Underground picture(s): yes : optical brightener test 2006 : fossils 2009 : upstream from the middle entrance 2009 : western inlet extensions Easter 2010
upstream and downstream from the middle entrance 2013 : Sarah Jean Inlet extension, April 2018
Video: Resurgence and information boards : Exchanging cotton wool detectors during an OBA test :
Upstream of resurgence and middle entrance (YouTube) : moderate flood at San Antonio (YouTube)
Exploration Easter 2017 by Jim Lister with Dan Hibberts (YouTube) 1 : 2 : 3 : 4 : 5 : 6
Easter 2018 extension to Sarah Jean Inlet (YouTube): Flooding at the entrance, April 2018 (YouTube)
2018 summer (YouTube) : Pushing at the southern choke area : Eastern Inlet - Vampire Passage : Line problems at sump 5B, Sarah Jean Passage : Aven @ western extremity
top entrance, 2018(YouTube) : Easter 2019 - First exploration between GH Aven and Junction 75 (YouTube)
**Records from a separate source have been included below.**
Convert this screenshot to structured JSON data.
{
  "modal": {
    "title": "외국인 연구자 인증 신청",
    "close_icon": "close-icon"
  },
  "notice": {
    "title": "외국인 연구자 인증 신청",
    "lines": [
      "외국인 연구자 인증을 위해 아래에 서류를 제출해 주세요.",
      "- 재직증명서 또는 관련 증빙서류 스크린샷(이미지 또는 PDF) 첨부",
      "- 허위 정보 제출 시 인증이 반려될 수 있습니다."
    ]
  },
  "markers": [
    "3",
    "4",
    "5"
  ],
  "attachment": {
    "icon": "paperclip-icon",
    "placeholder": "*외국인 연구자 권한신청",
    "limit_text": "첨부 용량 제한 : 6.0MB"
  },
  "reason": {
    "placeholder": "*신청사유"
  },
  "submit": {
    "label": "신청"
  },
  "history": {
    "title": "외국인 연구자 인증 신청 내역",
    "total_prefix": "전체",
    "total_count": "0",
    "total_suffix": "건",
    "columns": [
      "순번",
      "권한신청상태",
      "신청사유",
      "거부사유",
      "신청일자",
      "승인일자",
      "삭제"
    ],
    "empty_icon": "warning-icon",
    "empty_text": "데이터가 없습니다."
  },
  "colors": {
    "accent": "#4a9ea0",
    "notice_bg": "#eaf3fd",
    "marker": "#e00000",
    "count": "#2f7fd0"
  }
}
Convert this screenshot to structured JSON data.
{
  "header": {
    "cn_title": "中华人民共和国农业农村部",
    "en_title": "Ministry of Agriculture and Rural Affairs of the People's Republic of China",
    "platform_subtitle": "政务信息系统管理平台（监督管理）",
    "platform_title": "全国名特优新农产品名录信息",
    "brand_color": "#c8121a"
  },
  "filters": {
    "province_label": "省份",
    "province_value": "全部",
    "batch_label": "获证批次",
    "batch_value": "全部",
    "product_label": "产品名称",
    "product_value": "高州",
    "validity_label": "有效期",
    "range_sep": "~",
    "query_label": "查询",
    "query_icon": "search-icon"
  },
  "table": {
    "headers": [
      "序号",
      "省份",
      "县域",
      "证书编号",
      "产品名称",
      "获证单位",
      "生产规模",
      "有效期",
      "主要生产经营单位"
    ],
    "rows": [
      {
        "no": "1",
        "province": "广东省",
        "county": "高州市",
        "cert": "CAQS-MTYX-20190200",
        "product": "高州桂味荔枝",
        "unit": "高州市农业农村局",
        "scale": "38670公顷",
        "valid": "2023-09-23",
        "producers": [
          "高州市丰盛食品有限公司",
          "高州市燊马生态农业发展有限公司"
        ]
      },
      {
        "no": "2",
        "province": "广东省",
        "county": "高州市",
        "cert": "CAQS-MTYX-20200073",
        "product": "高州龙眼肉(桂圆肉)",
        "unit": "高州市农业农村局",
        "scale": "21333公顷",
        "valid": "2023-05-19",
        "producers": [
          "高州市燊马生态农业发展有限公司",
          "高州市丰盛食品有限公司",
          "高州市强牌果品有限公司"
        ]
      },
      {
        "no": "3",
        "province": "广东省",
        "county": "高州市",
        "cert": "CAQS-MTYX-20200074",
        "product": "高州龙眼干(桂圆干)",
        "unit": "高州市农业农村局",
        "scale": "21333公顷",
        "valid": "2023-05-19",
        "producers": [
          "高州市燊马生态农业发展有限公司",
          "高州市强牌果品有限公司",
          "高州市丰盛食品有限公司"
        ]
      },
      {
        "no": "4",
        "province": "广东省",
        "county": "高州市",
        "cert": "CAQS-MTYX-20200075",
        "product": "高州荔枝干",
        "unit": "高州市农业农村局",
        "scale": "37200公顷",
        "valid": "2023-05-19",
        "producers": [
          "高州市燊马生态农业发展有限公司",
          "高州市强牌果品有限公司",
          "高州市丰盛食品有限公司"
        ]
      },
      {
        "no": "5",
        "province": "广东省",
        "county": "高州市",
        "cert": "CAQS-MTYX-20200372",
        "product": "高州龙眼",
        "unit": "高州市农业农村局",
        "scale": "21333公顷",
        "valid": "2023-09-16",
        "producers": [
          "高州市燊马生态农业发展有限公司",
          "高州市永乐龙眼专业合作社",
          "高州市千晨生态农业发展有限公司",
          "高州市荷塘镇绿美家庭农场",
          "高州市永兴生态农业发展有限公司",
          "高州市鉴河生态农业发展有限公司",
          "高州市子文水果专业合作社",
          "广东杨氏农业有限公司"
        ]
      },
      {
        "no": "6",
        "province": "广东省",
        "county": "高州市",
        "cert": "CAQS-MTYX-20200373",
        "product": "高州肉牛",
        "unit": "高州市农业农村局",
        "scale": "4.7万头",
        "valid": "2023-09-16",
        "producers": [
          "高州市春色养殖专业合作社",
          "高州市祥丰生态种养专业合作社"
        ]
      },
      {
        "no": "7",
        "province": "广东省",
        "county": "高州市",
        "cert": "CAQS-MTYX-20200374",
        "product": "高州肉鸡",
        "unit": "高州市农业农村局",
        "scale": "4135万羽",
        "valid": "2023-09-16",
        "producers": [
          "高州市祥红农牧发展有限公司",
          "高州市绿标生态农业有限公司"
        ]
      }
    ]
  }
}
Detailed Survey : 1:1000 (notes from 2009, 2010 to be drawn up) : passage upstream of the resurgence, 2013 : complete system after Easter 2017 extensions
after summer 2018 extensions : further labelling, January 2019 : after Easter 2019 : after summer 2019
Line Survey : on whole area survey
On area survey : Survex 3d file showing Hornedo and San Antonio areas (after summer 2019)
Dowsing reactions close to this cave : All dowsing reactions in the supposed Fuente Aguanaz catchment. (Article about the dowsing carried out in July 2011 can be found here.) : beneath a 3D landscape (Therion file, January 2012)
Survex file : yes (after summer 2019) (Amended magnetic declination December 2013 to align with Eur79 grid.)
Passage direction rose diagram: 30/6/2018